In 1976, Glazunov painted one of his first and best known historical works, “The Mystery of the 20th Century.” In it, an atomic bomb explodes over depictions of Nikolai II, Albert Einstein, John F. Kennedy, Vladimir Lenin, Adolph Hitler and Charlie Chaplin, among dozens of other leaders and cultural figures. Hovering above is an image of Christ, and standing in prison clothes is the writer Alexander Solzhenitsyn. For the ideological crime of depicting Solzhenitsyn, the Central Committee of the Communist Party considered exiling him from the Soviet Union. Instead, he was sent to Siberia to paint portraits of the workers of the Baikal-Amur Railroad.

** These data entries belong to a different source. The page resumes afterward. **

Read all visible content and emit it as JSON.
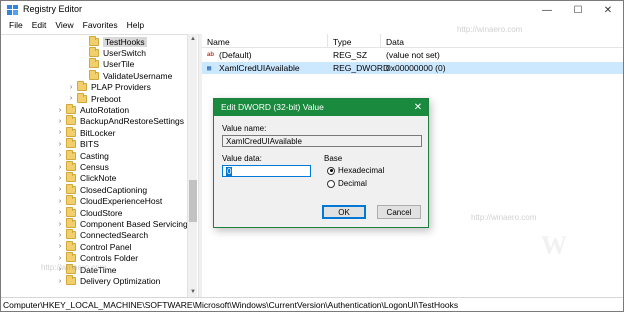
{
  "window": {
    "title": "Registry Editor",
    "minimize": "—",
    "maximize": "☐",
    "close": "✕"
  },
  "menu": [
    "File",
    "Edit",
    "View",
    "Favorites",
    "Help"
  ],
  "tree": {
    "items": [
      {
        "label": "TestHooks",
        "expander": "",
        "selected": true
      },
      {
        "label": "UserSwitch",
        "expander": ""
      },
      {
        "label": "UserTile",
        "expander": ""
      },
      {
        "label": "ValidateUsername",
        "expander": ""
      },
      {
        "label": "PLAP Providers",
        "expander": "›"
      },
      {
        "label": "Preboot",
        "expander": "›"
      },
      {
        "label": "AutoRotation",
        "expander": "›"
      },
      {
        "label": "BackupAndRestoreSettings",
        "expander": "›"
      },
      {
        "label": "BitLocker",
        "expander": "›"
      },
      {
        "label": "BITS",
        "expander": "›"
      },
      {
        "label": "Casting",
        "expander": "›"
      },
      {
        "label": "Census",
        "expander": "›"
      },
      {
        "label": "ClickNote",
        "expander": "›"
      },
      {
        "label": "ClosedCaptioning",
        "expander": "›"
      },
      {
        "label": "CloudExperienceHost",
        "expander": "›"
      },
      {
        "label": "CloudStore",
        "expander": "›"
      },
      {
        "label": "Component Based Servicing",
        "expander": "›"
      },
      {
        "label": "ConnectedSearch",
        "expander": "›"
      },
      {
        "label": "Control Panel",
        "expander": "›"
      },
      {
        "label": "Controls Folder",
        "expander": "›"
      },
      {
        "label": "DateTime",
        "expander": "›"
      },
      {
        "label": "Delivery Optimization",
        "expander": "›"
      }
    ]
  },
  "list": {
    "columns": [
      "Name",
      "Type",
      "Data"
    ],
    "rows": [
      {
        "icon": "ab",
        "name": "(Default)",
        "type": "REG_SZ",
        "data": "(value not set)"
      },
      {
        "icon": "bin",
        "name": "XamlCredUIAvailable",
        "type": "REG_DWORD",
        "data": "0x00000000 (0)",
        "selected": true
      }
    ]
  },
  "status": {
    "path": "Computer\\HKEY_LOCAL_MACHINE\\SOFTWARE\\Microsoft\\Windows\\CurrentVersion\\Authentication\\LogonUI\\TestHooks"
  },
  "dialog": {
    "title": "Edit DWORD (32-bit) Value",
    "close": "✕",
    "value_name_label": "Value name:",
    "value_name": "XamlCredUIAvailable",
    "value_data_label": "Value data:",
    "value_data": "0",
    "base_label": "Base",
    "radio_hex": "Hexadecimal",
    "radio_dec": "Decimal",
    "ok": "OK",
    "cancel": "Cancel"
  },
  "watermark": {
    "site": "http://winaero.com",
    "letter": "W"
  },
  "colors": {
    "dialog_title_bg": "#1a8a3f",
    "selection": "#cce8ff",
    "folder": "#f2cf6d"
  }
}
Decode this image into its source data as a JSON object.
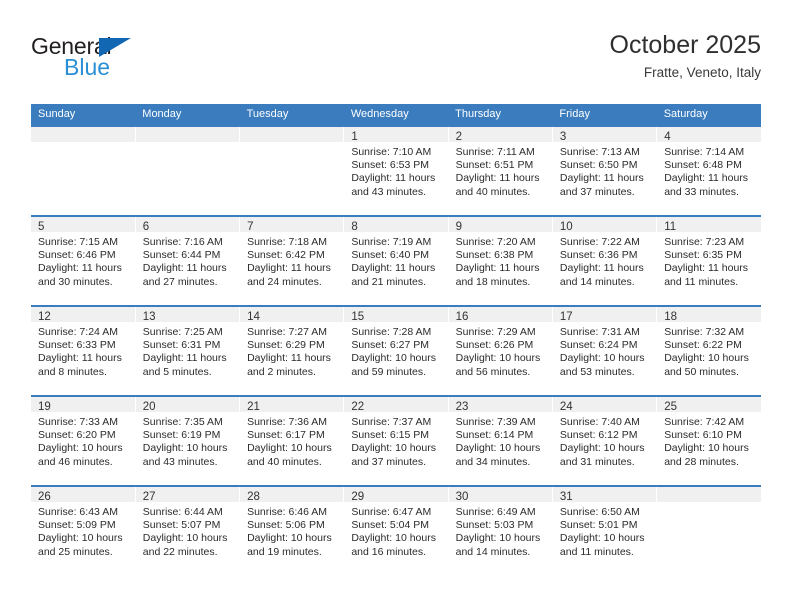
{
  "brand": {
    "name_part1": "General",
    "name_part2": "Blue",
    "triangle_icon": "brand-triangle-icon",
    "colors": {
      "dark": "#231f20",
      "blue": "#2a8fd4",
      "triangle": "#1267b2"
    }
  },
  "header": {
    "title": "October 2025",
    "subtitle": "Fratte, Veneto, Italy"
  },
  "theme": {
    "header_row_bg": "#3a7cbe",
    "daynum_band_bg": "#f0f0f0",
    "cell_bg": "#ffffff",
    "text": "#2b2b2b"
  },
  "weekday_headers": [
    "Sunday",
    "Monday",
    "Tuesday",
    "Wednesday",
    "Thursday",
    "Friday",
    "Saturday"
  ],
  "labels": {
    "sunrise_prefix": "Sunrise:",
    "sunset_prefix": "Sunset:",
    "daylight_prefix": "Daylight:"
  },
  "weeks": [
    [
      {
        "day": "",
        "empty": true,
        "l1": "",
        "l2": "",
        "l3": "",
        "l4": ""
      },
      {
        "day": "",
        "empty": true,
        "l1": "",
        "l2": "",
        "l3": "",
        "l4": ""
      },
      {
        "day": "",
        "empty": true,
        "l1": "",
        "l2": "",
        "l3": "",
        "l4": ""
      },
      {
        "day": "1",
        "empty": false,
        "l1": "Sunrise: 7:10 AM",
        "l2": "Sunset: 6:53 PM",
        "l3": "Daylight: 11 hours",
        "l4": "and 43 minutes."
      },
      {
        "day": "2",
        "empty": false,
        "l1": "Sunrise: 7:11 AM",
        "l2": "Sunset: 6:51 PM",
        "l3": "Daylight: 11 hours",
        "l4": "and 40 minutes."
      },
      {
        "day": "3",
        "empty": false,
        "l1": "Sunrise: 7:13 AM",
        "l2": "Sunset: 6:50 PM",
        "l3": "Daylight: 11 hours",
        "l4": "and 37 minutes."
      },
      {
        "day": "4",
        "empty": false,
        "l1": "Sunrise: 7:14 AM",
        "l2": "Sunset: 6:48 PM",
        "l3": "Daylight: 11 hours",
        "l4": "and 33 minutes."
      }
    ],
    [
      {
        "day": "5",
        "empty": false,
        "l1": "Sunrise: 7:15 AM",
        "l2": "Sunset: 6:46 PM",
        "l3": "Daylight: 11 hours",
        "l4": "and 30 minutes."
      },
      {
        "day": "6",
        "empty": false,
        "l1": "Sunrise: 7:16 AM",
        "l2": "Sunset: 6:44 PM",
        "l3": "Daylight: 11 hours",
        "l4": "and 27 minutes."
      },
      {
        "day": "7",
        "empty": false,
        "l1": "Sunrise: 7:18 AM",
        "l2": "Sunset: 6:42 PM",
        "l3": "Daylight: 11 hours",
        "l4": "and 24 minutes."
      },
      {
        "day": "8",
        "empty": false,
        "l1": "Sunrise: 7:19 AM",
        "l2": "Sunset: 6:40 PM",
        "l3": "Daylight: 11 hours",
        "l4": "and 21 minutes."
      },
      {
        "day": "9",
        "empty": false,
        "l1": "Sunrise: 7:20 AM",
        "l2": "Sunset: 6:38 PM",
        "l3": "Daylight: 11 hours",
        "l4": "and 18 minutes."
      },
      {
        "day": "10",
        "empty": false,
        "l1": "Sunrise: 7:22 AM",
        "l2": "Sunset: 6:36 PM",
        "l3": "Daylight: 11 hours",
        "l4": "and 14 minutes."
      },
      {
        "day": "11",
        "empty": false,
        "l1": "Sunrise: 7:23 AM",
        "l2": "Sunset: 6:35 PM",
        "l3": "Daylight: 11 hours",
        "l4": "and 11 minutes."
      }
    ],
    [
      {
        "day": "12",
        "empty": false,
        "l1": "Sunrise: 7:24 AM",
        "l2": "Sunset: 6:33 PM",
        "l3": "Daylight: 11 hours",
        "l4": "and 8 minutes."
      },
      {
        "day": "13",
        "empty": false,
        "l1": "Sunrise: 7:25 AM",
        "l2": "Sunset: 6:31 PM",
        "l3": "Daylight: 11 hours",
        "l4": "and 5 minutes."
      },
      {
        "day": "14",
        "empty": false,
        "l1": "Sunrise: 7:27 AM",
        "l2": "Sunset: 6:29 PM",
        "l3": "Daylight: 11 hours",
        "l4": "and 2 minutes."
      },
      {
        "day": "15",
        "empty": false,
        "l1": "Sunrise: 7:28 AM",
        "l2": "Sunset: 6:27 PM",
        "l3": "Daylight: 10 hours",
        "l4": "and 59 minutes."
      },
      {
        "day": "16",
        "empty": false,
        "l1": "Sunrise: 7:29 AM",
        "l2": "Sunset: 6:26 PM",
        "l3": "Daylight: 10 hours",
        "l4": "and 56 minutes."
      },
      {
        "day": "17",
        "empty": false,
        "l1": "Sunrise: 7:31 AM",
        "l2": "Sunset: 6:24 PM",
        "l3": "Daylight: 10 hours",
        "l4": "and 53 minutes."
      },
      {
        "day": "18",
        "empty": false,
        "l1": "Sunrise: 7:32 AM",
        "l2": "Sunset: 6:22 PM",
        "l3": "Daylight: 10 hours",
        "l4": "and 50 minutes."
      }
    ],
    [
      {
        "day": "19",
        "empty": false,
        "l1": "Sunrise: 7:33 AM",
        "l2": "Sunset: 6:20 PM",
        "l3": "Daylight: 10 hours",
        "l4": "and 46 minutes."
      },
      {
        "day": "20",
        "empty": false,
        "l1": "Sunrise: 7:35 AM",
        "l2": "Sunset: 6:19 PM",
        "l3": "Daylight: 10 hours",
        "l4": "and 43 minutes."
      },
      {
        "day": "21",
        "empty": false,
        "l1": "Sunrise: 7:36 AM",
        "l2": "Sunset: 6:17 PM",
        "l3": "Daylight: 10 hours",
        "l4": "and 40 minutes."
      },
      {
        "day": "22",
        "empty": false,
        "l1": "Sunrise: 7:37 AM",
        "l2": "Sunset: 6:15 PM",
        "l3": "Daylight: 10 hours",
        "l4": "and 37 minutes."
      },
      {
        "day": "23",
        "empty": false,
        "l1": "Sunrise: 7:39 AM",
        "l2": "Sunset: 6:14 PM",
        "l3": "Daylight: 10 hours",
        "l4": "and 34 minutes."
      },
      {
        "day": "24",
        "empty": false,
        "l1": "Sunrise: 7:40 AM",
        "l2": "Sunset: 6:12 PM",
        "l3": "Daylight: 10 hours",
        "l4": "and 31 minutes."
      },
      {
        "day": "25",
        "empty": false,
        "l1": "Sunrise: 7:42 AM",
        "l2": "Sunset: 6:10 PM",
        "l3": "Daylight: 10 hours",
        "l4": "and 28 minutes."
      }
    ],
    [
      {
        "day": "26",
        "empty": false,
        "l1": "Sunrise: 6:43 AM",
        "l2": "Sunset: 5:09 PM",
        "l3": "Daylight: 10 hours",
        "l4": "and 25 minutes."
      },
      {
        "day": "27",
        "empty": false,
        "l1": "Sunrise: 6:44 AM",
        "l2": "Sunset: 5:07 PM",
        "l3": "Daylight: 10 hours",
        "l4": "and 22 minutes."
      },
      {
        "day": "28",
        "empty": false,
        "l1": "Sunrise: 6:46 AM",
        "l2": "Sunset: 5:06 PM",
        "l3": "Daylight: 10 hours",
        "l4": "and 19 minutes."
      },
      {
        "day": "29",
        "empty": false,
        "l1": "Sunrise: 6:47 AM",
        "l2": "Sunset: 5:04 PM",
        "l3": "Daylight: 10 hours",
        "l4": "and 16 minutes."
      },
      {
        "day": "30",
        "empty": false,
        "l1": "Sunrise: 6:49 AM",
        "l2": "Sunset: 5:03 PM",
        "l3": "Daylight: 10 hours",
        "l4": "and 14 minutes."
      },
      {
        "day": "31",
        "empty": false,
        "l1": "Sunrise: 6:50 AM",
        "l2": "Sunset: 5:01 PM",
        "l3": "Daylight: 10 hours",
        "l4": "and 11 minutes."
      },
      {
        "day": "",
        "empty": true,
        "l1": "",
        "l2": "",
        "l3": "",
        "l4": ""
      }
    ]
  ]
}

On his return to Moscow, Glazunov continued to paint monumental canvases. By then, society and the political system were falling in sync with his views. In 1986, a large solo exhibition of his works was held at the Manege Exhibition Hall, and in 2004 a museum of his art and his personal collection of icons opened opposite the Pushkin Museum of Fine Arts.